Create & schedule 3 posts across channels
Interact with your fans
30 Minutes: Reach Out
Interact with people in your industry
Check out sites you might want a link from
Hours Per Week
Two Hours: Optimize two pages
On page content
One Hour: Social Media
Create & schedule 5 posts across channels
Interact with your fans
Start conversations on different platforms
Follow people who follow your competitors
Thirty Minutes: Reach Out
Interact with people in your industry
Check out sites you might want a link from
Establish yourself as the expert
Thirty Minutes: Read Up
Keep up to date with SEO developments
Things are always changing
One Hour: Additional Content Creation
Social media contests
Use this checklist to track completed items and find out what needs more attention.
On Page SEO
Sign up for & install Google Analytics
Sign up for &...
Step 1: Use the URL inspection tool to see if Google can render your content
The URL inspection tool (formerly Google Fetch and Render) is a great free tool that allows you to check if Google can properly render your pages.
The URL inspection tool requires you to have your website connected to Google Search Console. If you don’t have an account yet, check Google’s Help pages.
Open Google Search Console, then click on the URL inspection button.
In the URL form field, type the full URL of a page you want to audit.
Then click on TEST LIVE URL.
Once the test is done, click on VIEW TESTED PAGE.
And finally, click on the Screenshot tab to view the rendered page.
Scroll down the screenshot to make sure your web page is rendered properly. Ask yourself the following questions:
Is the main content visible?Can Google see the user-generated comments?Can Google access areas like similar articles and products?...
The new Beginner's Guide to SEO is here!
What makes this new version so darn special and sparkly, anyway?
I'm glad you asked! Our design team would breathe a sigh of relief and tell you it's because this baby is on-brand and ready to rock your eyeballs to next Tuesday with its use of fancy, scalable SVGs and images complete with alt text descriptions. Our team of SEO experts would blot the sweat from their collective brow and tell you it's because we've retooled and completely updated all our recommendations to ensure we're giving fledgling learners the most accurate push out of the digital marketing nest that we can. Our developers would tell you it's because it lives on a brand-spankin'-new CMS and they no longer have to glare silently at my thirteenth Slack message of the day asking them to fix the misplaced period on the fourth paragraph from the top in Chapter 7.
All joking aside, every bit of the above is true, and each perspective pulls together a holistic answer: this version of the Beginner's Guide represents a new era for the number-one resource for learning SEO, one where we can update it at the drop of a Google algorithm-shaped hat, where it's easier than ever to access and learn for a greater variety of people, where you can rely on the fact that the information is solid, up-to-date, and molded to best fit the learning journey unique to SEO.
I notice the structure is a little different, what gives?
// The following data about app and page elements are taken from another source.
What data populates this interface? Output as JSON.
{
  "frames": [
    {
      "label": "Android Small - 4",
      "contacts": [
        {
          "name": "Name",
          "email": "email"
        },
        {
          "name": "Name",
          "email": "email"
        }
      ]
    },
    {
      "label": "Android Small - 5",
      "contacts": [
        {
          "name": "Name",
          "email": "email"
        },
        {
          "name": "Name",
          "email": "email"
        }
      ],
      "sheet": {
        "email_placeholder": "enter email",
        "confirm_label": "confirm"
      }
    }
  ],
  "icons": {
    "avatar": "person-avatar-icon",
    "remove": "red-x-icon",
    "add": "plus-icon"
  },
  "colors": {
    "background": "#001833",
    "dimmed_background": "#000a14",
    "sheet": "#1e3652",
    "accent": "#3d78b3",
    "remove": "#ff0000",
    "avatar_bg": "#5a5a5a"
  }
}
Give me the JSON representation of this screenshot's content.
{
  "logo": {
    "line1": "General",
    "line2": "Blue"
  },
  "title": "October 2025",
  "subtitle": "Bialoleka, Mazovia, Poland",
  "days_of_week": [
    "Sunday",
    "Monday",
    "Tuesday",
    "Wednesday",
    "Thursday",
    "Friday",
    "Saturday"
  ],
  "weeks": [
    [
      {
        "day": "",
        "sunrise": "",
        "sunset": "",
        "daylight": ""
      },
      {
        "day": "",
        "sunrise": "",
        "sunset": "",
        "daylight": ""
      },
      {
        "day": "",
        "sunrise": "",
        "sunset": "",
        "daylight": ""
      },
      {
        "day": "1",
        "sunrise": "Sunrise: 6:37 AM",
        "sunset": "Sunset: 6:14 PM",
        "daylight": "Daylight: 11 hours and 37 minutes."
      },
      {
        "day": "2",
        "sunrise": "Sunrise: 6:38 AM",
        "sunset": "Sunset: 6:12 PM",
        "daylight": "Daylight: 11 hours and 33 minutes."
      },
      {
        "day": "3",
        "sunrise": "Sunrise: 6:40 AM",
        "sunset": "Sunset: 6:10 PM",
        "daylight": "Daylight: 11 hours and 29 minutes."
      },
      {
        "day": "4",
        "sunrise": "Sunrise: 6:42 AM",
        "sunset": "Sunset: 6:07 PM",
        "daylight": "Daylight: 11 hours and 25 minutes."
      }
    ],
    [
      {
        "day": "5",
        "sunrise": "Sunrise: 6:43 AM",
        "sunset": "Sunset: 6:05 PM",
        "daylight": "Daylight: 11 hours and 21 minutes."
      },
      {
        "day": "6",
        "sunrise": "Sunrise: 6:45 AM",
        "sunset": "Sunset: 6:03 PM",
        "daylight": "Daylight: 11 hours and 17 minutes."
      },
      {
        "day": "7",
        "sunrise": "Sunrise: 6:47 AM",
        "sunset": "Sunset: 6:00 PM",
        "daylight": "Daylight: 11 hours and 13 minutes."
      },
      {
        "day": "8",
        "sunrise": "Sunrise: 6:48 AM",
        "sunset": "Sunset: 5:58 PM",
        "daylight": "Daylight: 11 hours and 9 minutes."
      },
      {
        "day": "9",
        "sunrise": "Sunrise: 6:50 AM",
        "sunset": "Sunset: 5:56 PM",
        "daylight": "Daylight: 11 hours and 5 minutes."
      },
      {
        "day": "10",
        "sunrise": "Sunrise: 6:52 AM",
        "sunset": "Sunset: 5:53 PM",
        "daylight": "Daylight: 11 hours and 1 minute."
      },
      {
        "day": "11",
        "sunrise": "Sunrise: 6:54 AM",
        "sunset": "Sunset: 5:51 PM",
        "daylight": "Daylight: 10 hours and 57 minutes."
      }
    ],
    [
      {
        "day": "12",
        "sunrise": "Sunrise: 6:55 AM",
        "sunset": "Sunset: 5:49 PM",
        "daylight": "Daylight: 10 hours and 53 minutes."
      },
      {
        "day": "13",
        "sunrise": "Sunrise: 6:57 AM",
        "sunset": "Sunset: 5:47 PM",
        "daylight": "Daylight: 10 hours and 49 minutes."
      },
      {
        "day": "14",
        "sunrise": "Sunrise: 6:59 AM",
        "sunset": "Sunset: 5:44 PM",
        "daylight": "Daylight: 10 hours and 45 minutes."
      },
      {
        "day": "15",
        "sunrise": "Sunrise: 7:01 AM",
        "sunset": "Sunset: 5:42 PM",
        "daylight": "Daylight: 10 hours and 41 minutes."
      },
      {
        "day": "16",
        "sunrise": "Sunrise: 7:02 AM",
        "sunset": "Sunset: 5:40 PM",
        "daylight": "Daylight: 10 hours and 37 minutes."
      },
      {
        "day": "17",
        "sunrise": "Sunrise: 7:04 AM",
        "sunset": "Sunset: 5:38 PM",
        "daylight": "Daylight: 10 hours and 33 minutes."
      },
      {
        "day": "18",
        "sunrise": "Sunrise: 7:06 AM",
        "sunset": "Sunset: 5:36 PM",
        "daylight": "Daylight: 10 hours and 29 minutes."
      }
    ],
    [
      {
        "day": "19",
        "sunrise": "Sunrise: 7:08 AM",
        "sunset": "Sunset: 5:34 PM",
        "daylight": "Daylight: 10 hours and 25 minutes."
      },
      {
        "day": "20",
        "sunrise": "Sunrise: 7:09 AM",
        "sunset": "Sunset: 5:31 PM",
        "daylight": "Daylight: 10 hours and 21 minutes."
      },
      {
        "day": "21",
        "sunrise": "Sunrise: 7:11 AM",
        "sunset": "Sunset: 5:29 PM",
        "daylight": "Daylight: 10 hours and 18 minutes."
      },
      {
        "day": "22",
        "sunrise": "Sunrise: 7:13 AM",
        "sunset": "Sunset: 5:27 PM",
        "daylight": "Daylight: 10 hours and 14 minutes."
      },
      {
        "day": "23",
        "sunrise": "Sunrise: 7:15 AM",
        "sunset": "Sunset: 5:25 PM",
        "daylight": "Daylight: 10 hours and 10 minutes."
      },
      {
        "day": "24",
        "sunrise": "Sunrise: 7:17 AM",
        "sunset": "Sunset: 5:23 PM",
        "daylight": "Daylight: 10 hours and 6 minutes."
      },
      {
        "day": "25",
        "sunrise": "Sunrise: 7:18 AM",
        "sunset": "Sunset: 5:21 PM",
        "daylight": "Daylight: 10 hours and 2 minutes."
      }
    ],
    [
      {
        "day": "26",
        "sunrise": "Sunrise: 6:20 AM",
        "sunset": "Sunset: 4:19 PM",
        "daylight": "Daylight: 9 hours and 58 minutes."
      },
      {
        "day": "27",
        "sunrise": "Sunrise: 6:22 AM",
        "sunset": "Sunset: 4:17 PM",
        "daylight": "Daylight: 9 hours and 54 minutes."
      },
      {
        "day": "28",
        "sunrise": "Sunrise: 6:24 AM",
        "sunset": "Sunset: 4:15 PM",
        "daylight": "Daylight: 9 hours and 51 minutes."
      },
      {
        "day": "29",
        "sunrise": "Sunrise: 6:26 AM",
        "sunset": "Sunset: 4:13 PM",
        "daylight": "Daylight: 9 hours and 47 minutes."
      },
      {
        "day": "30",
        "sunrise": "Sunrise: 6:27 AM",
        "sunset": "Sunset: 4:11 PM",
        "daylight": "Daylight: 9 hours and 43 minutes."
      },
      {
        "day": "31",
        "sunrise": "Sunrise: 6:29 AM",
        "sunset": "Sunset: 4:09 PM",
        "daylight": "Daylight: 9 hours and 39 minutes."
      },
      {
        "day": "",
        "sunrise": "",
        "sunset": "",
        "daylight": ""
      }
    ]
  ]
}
We can't escape your eagle eyes! We structured the new guide quite differently from the original. Everything is explained in our introduction, but here's the gist: taking inspiration from Maslow's hierarchy of needs, we built each chapter based on the core foundation of how one ought to go about doing SEO, covering the most integral needs first before leveling up to the next.
We affectionately call this "Mozlow's Hierarchy of Needs." Please forgive us.
A small but mighty team
While it may have taken us a full year and a half to get to this point, there was...